The Importance of Fostering Essential Skills
For managers to effectively solve problems, they must foster a range of essential skills within their team. These skills include critical thinking, which is crucial for evaluating potential solutions, and analytical skills, which are key to understanding the many aspects of a problem.
Creative thinking is also an important skill, as it encourages the generation of innovative solutions, while resilience helps the team to stay positive and persistent throughout the problem-solving process.
The Role of the Kipling Method in Problem Solving
One specific problem-solving strategy that is often overlooked is the Kipling Method. It is a powerful tool in any manager’s problem-solving toolkit. The method encourages managers to ask the right questions: who, what, where, when, why, and how, and then ponder on their possible solutions.
By investigating the problem from these multiple angles, managers can gain a deeper understanding of the issue and identify a range of potential solutions.
Effective Problem Solvers: A Key Asset to Any Business
Managers who are effective problem solvers are a significant asset to any business. They not only work to find solutions to current workplace problems but also take proactive steps to prevent potential problems. By using a combination of different strategies and techniques, they can tackle problems head-on, creating an environment where the team can thrive, and the business can prosper.
Solving managerial issues can be tough. But with the right strategies, you can turn these problems into opportunities. Effective problem-solving needs problem identification, teamwork, idea brainstorming, solution evaluation, and approach refining. It’s also key to be flexible, understand the root cause of problems, and use tactics like reverse engineering and the Kipling method.
As a manager, your goal is not just to fix problems but also to guide your team to be good problem solvers. Create a setting that promotes critical and creative thinking, resilience, and analytical skills. This way, your team can overcome any challenge. With these strategies, you are ready to guide your team toward success.

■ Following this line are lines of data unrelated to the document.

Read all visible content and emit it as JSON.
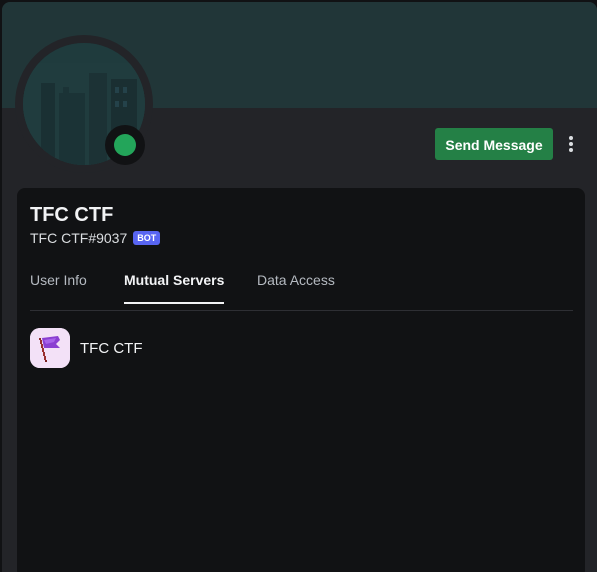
{
  "profile": {
    "display_name": "TFC CTF",
    "tag": "TFC CTF#9037",
    "badge": "BOT",
    "status": "online"
  },
  "actions": {
    "send_message": "Send Message",
    "more_icon": "more-vertical-icon"
  },
  "tabs": [
    {
      "label": "User Info",
      "active": false
    },
    {
      "label": "Mutual Servers",
      "active": true
    },
    {
      "label": "Data Access",
      "active": false
    }
  ],
  "mutual_servers": [
    {
      "name": "TFC CTF",
      "icon": "purple-flag-icon"
    }
  ],
  "colors": {
    "banner": "#213638",
    "status_online": "#23a55a",
    "send_button": "#248046",
    "bot_badge": "#5865f2"
  }
}
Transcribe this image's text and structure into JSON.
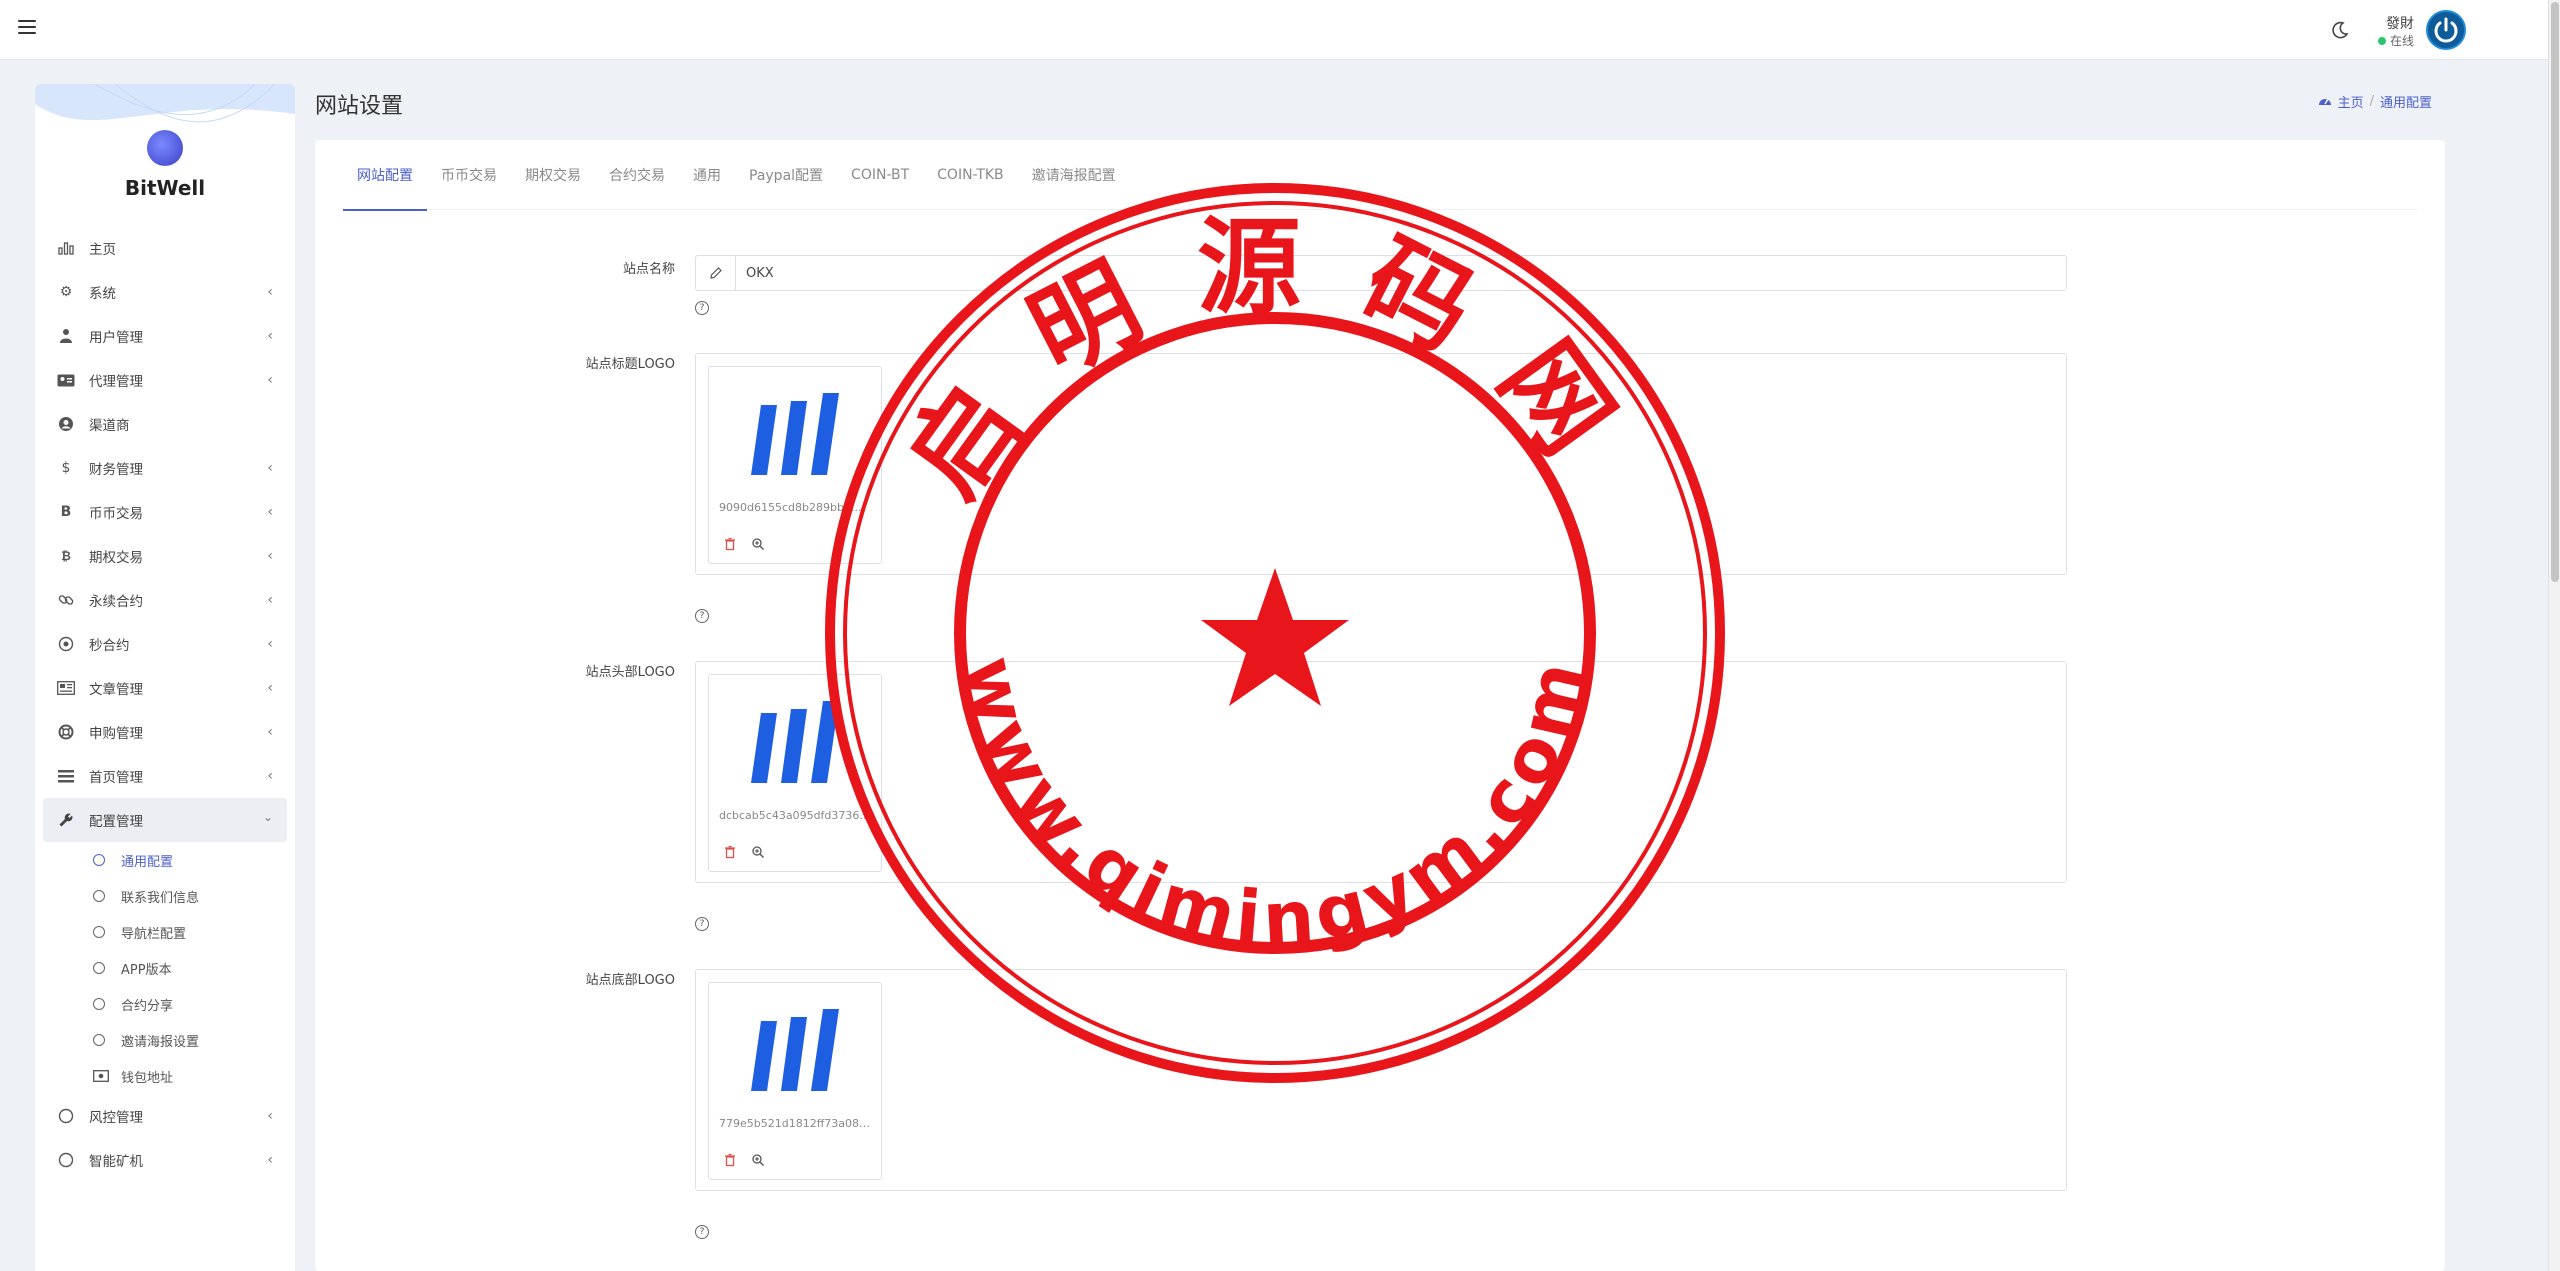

What are 4 effective problem-solving strategies?
1. Root Cause Analysis: Identifying the underlying cause of a problem to prevent recurrence.
2. Brainstorming: Generating as many ideas as possible to consider a wide range of potential solutions.
3. Trial and Error: Iteratively implementing and refining solutions based on their outcomes.
4. Reverse Engineering: Working backward from the desired outcome to identify necessary steps.
What are the 5 strategies of problem-solving?
1. Collaborative Problem Solving: Leveraging the collective brainpower of the team.
2. SWOT Analysis: Evaluating the strengths, weaknesses, opportunities, and threats of potential solutions.
3. Root Cause Analysis: Dig deeper to find the source of a problem.
4. Reverse Engineering: Starting from the desired outcome and working backward.
5. The Kipling Method: Asking the right questions to gain a comprehensive understanding of the problem.
What are the 7 problem-solving strategies?
1. Identify the Problem: Recognize and define the issue at hand.
2. Brainstorm Possible Solutions: Generate as many ideas as possible.
3. Evaluate and Select Solutions: Critically analyze each idea to find the best fit.
4. Implement the Solution: Apply the chosen solution and observe the results.
5. Review the Results: Check the efficacy of the solution and adjust as necessary.
6. Root Cause Analysis: Uncover the underlying cause of the issue.
7. Foster Essential Skills: Develop skills such as critical thinking, creative thinking, resilience, and analytical skills within your team.
What are the 3 key skills to effectively problem solve?
1. Critical Thinking: The ability to analyze and evaluate potential solutions objectively.
2. Creative Thinking: The capacity to think outside the box and come up with innovative solutions.
3. Analytical Skills: The capability to understand and break down a problem into its fundamental components.